Please go line by line and repeat the data below exactly, with no images.

################

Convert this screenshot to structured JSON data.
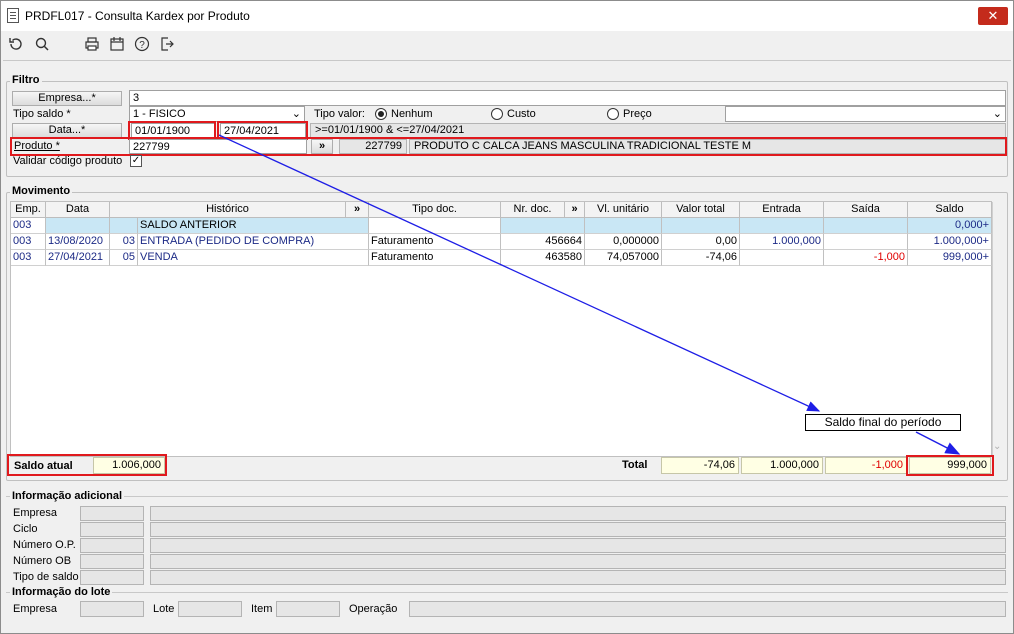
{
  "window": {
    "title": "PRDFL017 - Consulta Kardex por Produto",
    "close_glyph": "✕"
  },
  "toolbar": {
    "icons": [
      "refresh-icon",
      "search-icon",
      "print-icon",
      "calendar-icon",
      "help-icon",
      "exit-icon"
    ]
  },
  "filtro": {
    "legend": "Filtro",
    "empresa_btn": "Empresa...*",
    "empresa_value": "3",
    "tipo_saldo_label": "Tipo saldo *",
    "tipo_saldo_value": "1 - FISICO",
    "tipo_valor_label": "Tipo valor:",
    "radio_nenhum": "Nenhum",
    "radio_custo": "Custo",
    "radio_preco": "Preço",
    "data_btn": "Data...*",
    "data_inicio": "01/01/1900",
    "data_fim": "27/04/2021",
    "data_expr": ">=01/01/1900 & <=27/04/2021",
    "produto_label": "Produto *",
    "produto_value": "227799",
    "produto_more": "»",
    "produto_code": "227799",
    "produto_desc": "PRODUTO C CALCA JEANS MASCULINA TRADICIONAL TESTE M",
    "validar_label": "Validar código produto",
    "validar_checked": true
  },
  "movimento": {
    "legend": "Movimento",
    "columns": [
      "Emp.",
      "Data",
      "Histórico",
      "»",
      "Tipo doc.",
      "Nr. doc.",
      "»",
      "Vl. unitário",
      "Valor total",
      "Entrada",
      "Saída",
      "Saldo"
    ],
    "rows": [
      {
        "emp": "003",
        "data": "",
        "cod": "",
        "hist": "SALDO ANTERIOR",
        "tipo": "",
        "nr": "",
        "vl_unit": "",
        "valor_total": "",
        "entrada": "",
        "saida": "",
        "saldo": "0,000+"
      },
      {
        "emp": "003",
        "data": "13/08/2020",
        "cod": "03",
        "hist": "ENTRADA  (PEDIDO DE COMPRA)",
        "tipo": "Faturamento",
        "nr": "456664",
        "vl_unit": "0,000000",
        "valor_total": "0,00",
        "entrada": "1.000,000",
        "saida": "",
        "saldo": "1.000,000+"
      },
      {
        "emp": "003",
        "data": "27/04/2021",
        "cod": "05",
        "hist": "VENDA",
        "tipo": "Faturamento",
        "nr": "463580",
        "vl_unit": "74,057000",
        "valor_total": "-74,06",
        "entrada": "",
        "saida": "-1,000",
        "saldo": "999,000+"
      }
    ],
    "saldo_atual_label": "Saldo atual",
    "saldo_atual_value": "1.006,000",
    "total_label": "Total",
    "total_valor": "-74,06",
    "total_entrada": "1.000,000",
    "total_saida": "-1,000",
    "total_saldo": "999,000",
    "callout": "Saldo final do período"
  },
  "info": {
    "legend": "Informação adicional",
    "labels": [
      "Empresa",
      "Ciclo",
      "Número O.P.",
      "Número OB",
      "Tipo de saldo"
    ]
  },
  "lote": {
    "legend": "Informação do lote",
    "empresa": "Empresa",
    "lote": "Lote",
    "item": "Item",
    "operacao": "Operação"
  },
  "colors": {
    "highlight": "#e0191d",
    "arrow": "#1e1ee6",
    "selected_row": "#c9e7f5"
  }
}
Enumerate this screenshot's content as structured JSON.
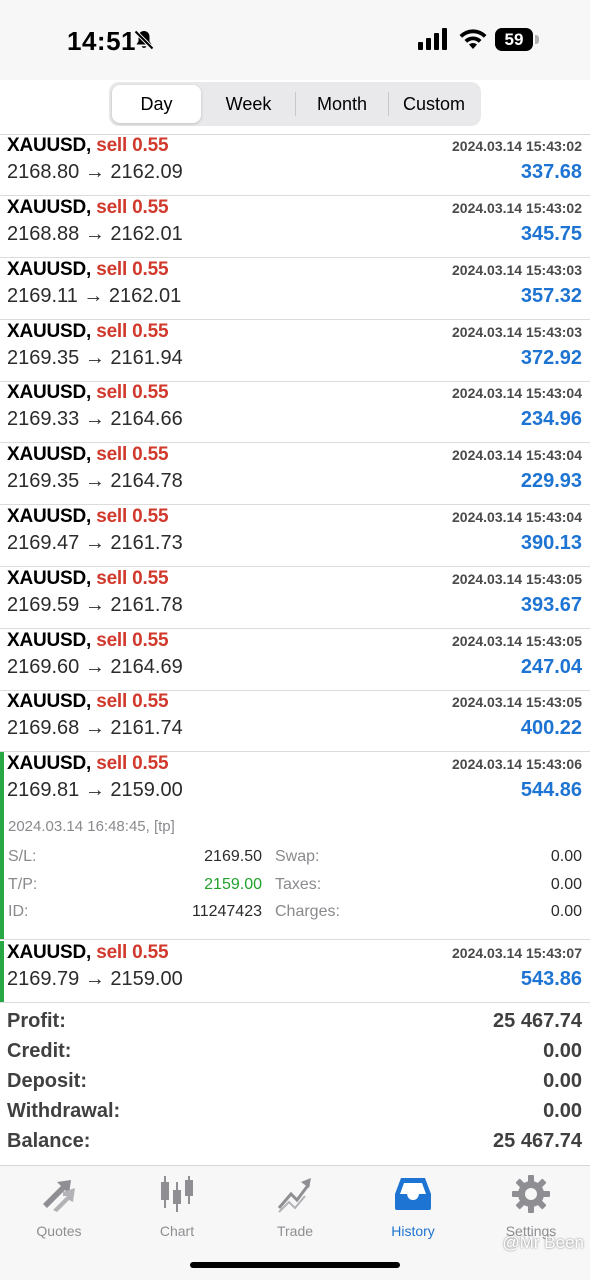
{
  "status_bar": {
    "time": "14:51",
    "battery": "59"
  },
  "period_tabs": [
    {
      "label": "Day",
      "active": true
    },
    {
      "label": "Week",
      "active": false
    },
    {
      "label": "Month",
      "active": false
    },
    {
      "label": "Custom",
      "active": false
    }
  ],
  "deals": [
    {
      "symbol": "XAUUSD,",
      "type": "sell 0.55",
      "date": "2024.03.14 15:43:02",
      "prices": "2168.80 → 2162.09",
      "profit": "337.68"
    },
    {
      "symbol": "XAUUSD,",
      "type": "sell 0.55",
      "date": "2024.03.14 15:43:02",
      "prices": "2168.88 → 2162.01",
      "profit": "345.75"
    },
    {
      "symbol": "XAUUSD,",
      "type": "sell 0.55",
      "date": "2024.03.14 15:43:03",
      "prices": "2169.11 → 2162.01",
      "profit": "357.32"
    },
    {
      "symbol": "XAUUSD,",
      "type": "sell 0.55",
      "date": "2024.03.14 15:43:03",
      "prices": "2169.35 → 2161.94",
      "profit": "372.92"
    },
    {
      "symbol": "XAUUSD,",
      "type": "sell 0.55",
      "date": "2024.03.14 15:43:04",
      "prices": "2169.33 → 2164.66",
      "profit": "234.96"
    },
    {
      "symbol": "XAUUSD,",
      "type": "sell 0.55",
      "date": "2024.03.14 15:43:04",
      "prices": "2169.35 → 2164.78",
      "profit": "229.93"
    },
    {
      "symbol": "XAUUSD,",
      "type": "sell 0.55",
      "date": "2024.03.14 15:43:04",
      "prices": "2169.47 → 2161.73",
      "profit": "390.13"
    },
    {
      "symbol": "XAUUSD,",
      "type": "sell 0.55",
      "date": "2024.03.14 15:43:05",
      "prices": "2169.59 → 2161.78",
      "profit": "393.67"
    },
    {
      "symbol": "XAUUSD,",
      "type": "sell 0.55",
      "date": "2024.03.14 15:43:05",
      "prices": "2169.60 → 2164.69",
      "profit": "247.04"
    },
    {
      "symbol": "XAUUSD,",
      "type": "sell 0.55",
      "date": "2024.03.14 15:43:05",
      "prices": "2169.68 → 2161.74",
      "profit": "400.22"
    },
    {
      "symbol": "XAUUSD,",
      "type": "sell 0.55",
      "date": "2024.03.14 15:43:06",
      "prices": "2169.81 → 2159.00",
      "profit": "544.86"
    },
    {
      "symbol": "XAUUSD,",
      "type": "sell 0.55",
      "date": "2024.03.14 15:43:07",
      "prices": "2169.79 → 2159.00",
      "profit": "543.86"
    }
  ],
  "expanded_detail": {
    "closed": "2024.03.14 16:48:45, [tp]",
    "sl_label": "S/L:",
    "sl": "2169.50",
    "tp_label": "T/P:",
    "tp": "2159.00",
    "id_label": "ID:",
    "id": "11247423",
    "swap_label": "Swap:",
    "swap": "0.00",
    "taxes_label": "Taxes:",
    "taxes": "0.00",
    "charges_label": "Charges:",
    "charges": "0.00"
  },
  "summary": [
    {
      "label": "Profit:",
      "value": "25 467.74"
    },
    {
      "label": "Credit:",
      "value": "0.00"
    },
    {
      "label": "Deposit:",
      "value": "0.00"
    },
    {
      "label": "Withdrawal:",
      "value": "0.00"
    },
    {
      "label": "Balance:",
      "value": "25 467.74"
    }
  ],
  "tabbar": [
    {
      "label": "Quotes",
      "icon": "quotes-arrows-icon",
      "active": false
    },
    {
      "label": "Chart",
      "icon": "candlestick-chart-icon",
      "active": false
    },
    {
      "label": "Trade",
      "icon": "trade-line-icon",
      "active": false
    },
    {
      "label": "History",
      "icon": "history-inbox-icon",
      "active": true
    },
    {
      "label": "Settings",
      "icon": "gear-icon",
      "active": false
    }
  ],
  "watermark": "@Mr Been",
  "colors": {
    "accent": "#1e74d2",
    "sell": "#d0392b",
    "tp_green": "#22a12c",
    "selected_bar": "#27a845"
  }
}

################

» Finished exercise
Convert this screenshot to structured JSON data.
{
  "window": {
    "title": "PRDFL017 - Consulta Kardex por Produto",
    "close_glyph": "✕"
  },
  "toolbar": {
    "icons": [
      "refresh-icon",
      "search-icon",
      "print-icon",
      "calendar-icon",
      "help-icon",
      "exit-icon"
    ]
  },
  "filtro": {
    "legend": "Filtro",
    "empresa_btn": "Empresa...*",
    "empresa_value": "3",
    "tipo_saldo_label": "Tipo saldo *",
    "tipo_saldo_value": "1 - FISICO",
    "tipo_valor_label": "Tipo valor:",
    "radio_nenhum": "Nenhum",
    "radio_custo": "Custo",
    "radio_preco": "Preço",
    "data_btn": "Data...*",
    "data_inicio": "01/01/1900",
    "data_fim": "27/04/2021",
    "data_expr": ">=01/01/1900 & <=27/04/2021",
    "produto_label": "Produto *",
    "produto_value": "227799",
    "produto_more": "»",
    "produto_code": "227799",
    "produto_desc": "PRODUTO C CALCA JEANS MASCULINA TRADICIONAL TESTE M",
    "validar_label": "Validar código produto",
    "validar_checked": true
  },
  "movimento": {
    "legend": "Movimento",
    "columns": [
      "Emp.",
      "Data",
      "Histórico",
      "»",
      "Tipo doc.",
      "Nr. doc.",
      "»",
      "Vl. unitário",
      "Valor total",
      "Entrada",
      "Saída",
      "Saldo"
    ],
    "rows": [
      {
        "emp": "003",
        "data": "",
        "cod": "",
        "hist": "SALDO ANTERIOR",
        "tipo": "",
        "nr": "",
        "vl_unit": "",
        "valor_total": "",
        "entrada": "",
        "saida": "",
        "saldo": "0,000+"
      },
      {
        "emp": "003",
        "data": "13/08/2020",
        "cod": "03",
        "hist": "ENTRADA  (PEDIDO DE COMPRA)",
        "tipo": "Faturamento",
        "nr": "456664",
        "vl_unit": "0,000000",
        "valor_total": "0,00",
        "entrada": "1.000,000",
        "saida": "",
        "saldo": "1.000,000+"
      },
      {
        "emp": "003",
        "data": "27/04/2021",
        "cod": "05",
        "hist": "VENDA",
        "tipo": "Faturamento",
        "nr": "463580",
        "vl_unit": "74,057000",
        "valor_total": "-74,06",
        "entrada": "",
        "saida": "-1,000",
        "saldo": "999,000+"
      }
    ],
    "saldo_atual_label": "Saldo atual",
    "saldo_atual_value": "1.006,000",
    "total_label": "Total",
    "total_valor": "-74,06",
    "total_entrada": "1.000,000",
    "total_saida": "-1,000",
    "total_saldo": "999,000",
    "callout": "Saldo final do período"
  },
  "info": {
    "legend": "Informação adicional",
    "labels": [
      "Empresa",
      "Ciclo",
      "Número O.P.",
      "Número OB",
      "Tipo de saldo"
    ]
  },
  "lote": {
    "legend": "Informação do lote",
    "empresa": "Empresa",
    "lote": "Lote",
    "item": "Item",
    "operacao": "Operação"
  },
  "colors": {
    "highlight": "#e0191d",
    "arrow": "#1e1ee6",
    "selected_row": "#c9e7f5"
  }
}
Enumerate this screenshot's content as structured JSON.
{
  "status_bar": {
    "time": "14:51",
    "battery": "59"
  },
  "period_tabs": [
    {
      "label": "Day",
      "active": true
    },
    {
      "label": "Week",
      "active": false
    },
    {
      "label": "Month",
      "active": false
    },
    {
      "label": "Custom",
      "active": false
    }
  ],
  "deals": [
    {
      "symbol": "XAUUSD,",
      "type": "sell 0.55",
      "date": "2024.03.14 15:43:02",
      "prices": "2168.80 → 2162.09",
      "profit": "337.68"
    },
    {
      "symbol": "XAUUSD,",
      "type": "sell 0.55",
      "date": "2024.03.14 15:43:02",
      "prices": "2168.88 → 2162.01",
      "profit": "345.75"
    },
    {
      "symbol": "XAUUSD,",
      "type": "sell 0.55",
      "date": "2024.03.14 15:43:03",
      "prices": "2169.11 → 2162.01",
      "profit": "357.32"
    },
    {
      "symbol": "XAUUSD,",
      "type": "sell 0.55",
      "date": "2024.03.14 15:43:03",
      "prices": "2169.35 → 2161.94",
      "profit": "372.92"
    },
    {
      "symbol": "XAUUSD,",
      "type": "sell 0.55",
      "date": "2024.03.14 15:43:04",
      "prices": "2169.33 → 2164.66",
      "profit": "234.96"
    },
    {
      "symbol": "XAUUSD,",
      "type": "sell 0.55",
      "date": "2024.03.14 15:43:04",
      "prices": "2169.35 → 2164.78",
      "profit": "229.93"
    },
    {
      "symbol": "XAUUSD,",
      "type": "sell 0.55",
      "date": "2024.03.14 15:43:04",
      "prices": "2169.47 → 2161.73",
      "profit": "390.13"
    },
    {
      "symbol": "XAUUSD,",
      "type": "sell 0.55",
      "date": "2024.03.14 15:43:05",
      "prices": "2169.59 → 2161.78",
      "profit": "393.67"
    },
    {
      "symbol": "XAUUSD,",
      "type": "sell 0.55",
      "date": "2024.03.14 15:43:05",
      "prices": "2169.60 → 2164.69",
      "profit": "247.04"
    },
    {
      "symbol": "XAUUSD,",
      "type": "sell 0.55",
      "date": "2024.03.14 15:43:05",
      "prices": "2169.68 → 2161.74",
      "profit": "400.22"
    },
    {
      "symbol": "XAUUSD,",
      "type": "sell 0.55",
      "date": "2024.03.14 15:43:06",
      "prices": "2169.81 → 2159.00",
      "profit": "544.86"
    },
    {
      "symbol": "XAUUSD,",
      "type": "sell 0.55",
      "date": "2024.03.14 15:43:07",
      "prices": "2169.79 → 2159.00",
      "profit": "543.86"
    }
  ],
  "expanded_detail": {
    "closed": "2024.03.14 16:48:45, [tp]",
    "sl_label": "S/L:",
    "sl": "2169.50",
    "tp_label": "T/P:",
    "tp": "2159.00",
    "id_label": "ID:",
    "id": "11247423",
    "swap_label": "Swap:",
    "swap": "0.00",
    "taxes_label": "Taxes:",
    "taxes": "0.00",
    "charges_label": "Charges:",
    "charges": "0.00"
  },
  "summary": [
    {
      "label": "Profit:",
      "value": "25 467.74"
    },
    {
      "label": "Credit:",
      "value": "0.00"
    },
    {
      "label": "Deposit:",
      "value": "0.00"
    },
    {
      "label": "Withdrawal:",
      "value": "0.00"
    },
    {
      "label": "Balance:",
      "value": "25 467.74"
    }
  ],
  "tabbar": [
    {
      "label": "Quotes",
      "icon": "quotes-arrows-icon",
      "active": false
    },
    {
      "label": "Chart",
      "icon": "candlestick-chart-icon",
      "active": false
    },
    {
      "label": "Trade",
      "icon": "trade-line-icon",
      "active": false
    },
    {
      "label": "History",
      "icon": "history-inbox-icon",
      "active": true
    },
    {
      "label": "Settings",
      "icon": "gear-icon",
      "active": false
    }
  ],
  "watermark": "@Mr Been",
  "colors": {
    "accent": "#1e74d2",
    "sell": "#d0392b",
    "tp_green": "#22a12c",
    "selected_bar": "#27a845"
  }
}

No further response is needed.